On the whole, I think the vastness of the subject means we get no more than first steps here, though the directions are at least interesting. Joanna Kavenna notes the paradoxical entanglements that can arise from self-examination and makes an interesting comparison with the process of novelists finding their ‘voice’. Exploration of selves is of course the bedrock of the novel, a topic which could take up many pages in itself. She asserts that the self is experientially real, but that thought also floats away unexamined.
David Chalmers has a less misty proposition; people have traits and we are inclined to think of some as deep or essential. Identifying these is a reasonable project, but not without dangers if we settle on the wrong ones.
Ed Stafford seems to be uncomfortable with philosophy unless it comes from an ayahuasca session or a distant tribe. He likes the idea of thinking with your stomach, but does not shed any light on the interesting question of how stomach thoughts differ from brain ones. In general he seems to take the view that for well-adjusted people there is no mystery, one knows who one is and there’s no need to wibble about it. Oddly, though he mentions being dropped on a desert island where the solitude was so severe, that even when the helicopter was still in view, he vomited. To suffer radical depersonalisation after a couple of minutes alone on a beach seems an extraordinary example of personal fragility, but I suppose we are to understand this was before he centred himself through contact with more robust cultures. Of course, those who reject theory always in fact have a theory; it’s just one that they either haven’t examined or don’t want examined. In response to Chalmers’ suggestion that a loving environment can surely lead to personal growth, he seems to begin adding qualifications to his view of the robustly settled personality, but if we are witnessing actual self-discovery here it doesn’t go far.

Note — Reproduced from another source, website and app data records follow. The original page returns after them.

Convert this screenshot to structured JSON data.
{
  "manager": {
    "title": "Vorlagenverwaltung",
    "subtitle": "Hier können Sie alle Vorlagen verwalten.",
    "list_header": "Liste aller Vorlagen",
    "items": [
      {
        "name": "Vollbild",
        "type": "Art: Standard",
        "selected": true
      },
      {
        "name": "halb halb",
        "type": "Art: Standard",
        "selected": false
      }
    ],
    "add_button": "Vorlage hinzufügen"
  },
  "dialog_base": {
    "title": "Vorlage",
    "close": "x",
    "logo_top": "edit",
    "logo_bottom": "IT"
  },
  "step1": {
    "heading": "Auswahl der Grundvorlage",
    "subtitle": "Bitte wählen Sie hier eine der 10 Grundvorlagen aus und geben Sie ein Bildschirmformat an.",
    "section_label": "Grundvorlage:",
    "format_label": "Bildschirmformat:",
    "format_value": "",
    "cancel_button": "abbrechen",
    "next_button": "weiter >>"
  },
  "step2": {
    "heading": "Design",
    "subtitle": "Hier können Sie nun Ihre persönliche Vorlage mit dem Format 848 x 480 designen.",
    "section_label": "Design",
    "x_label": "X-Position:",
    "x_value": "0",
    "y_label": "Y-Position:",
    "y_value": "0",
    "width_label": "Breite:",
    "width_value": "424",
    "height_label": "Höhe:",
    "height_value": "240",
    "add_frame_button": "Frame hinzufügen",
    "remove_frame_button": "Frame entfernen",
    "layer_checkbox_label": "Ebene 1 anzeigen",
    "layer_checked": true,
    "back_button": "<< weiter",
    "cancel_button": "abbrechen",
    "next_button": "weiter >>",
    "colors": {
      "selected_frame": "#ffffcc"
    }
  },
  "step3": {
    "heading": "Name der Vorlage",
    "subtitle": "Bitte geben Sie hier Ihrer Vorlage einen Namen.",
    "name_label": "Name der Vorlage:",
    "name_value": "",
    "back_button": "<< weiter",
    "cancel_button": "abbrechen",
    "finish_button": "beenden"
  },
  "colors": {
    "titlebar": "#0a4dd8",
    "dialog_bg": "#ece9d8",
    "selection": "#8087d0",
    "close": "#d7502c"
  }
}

Myself I reckon that you don’t need to identify your essential traits to experience self-discovery; merely becoming conscious of your own traits renders them self-conscious and transforms them, an iterative process that represents a worthwhile kind of growth, both moral and psychological. But I’ve never tried ayahuasca.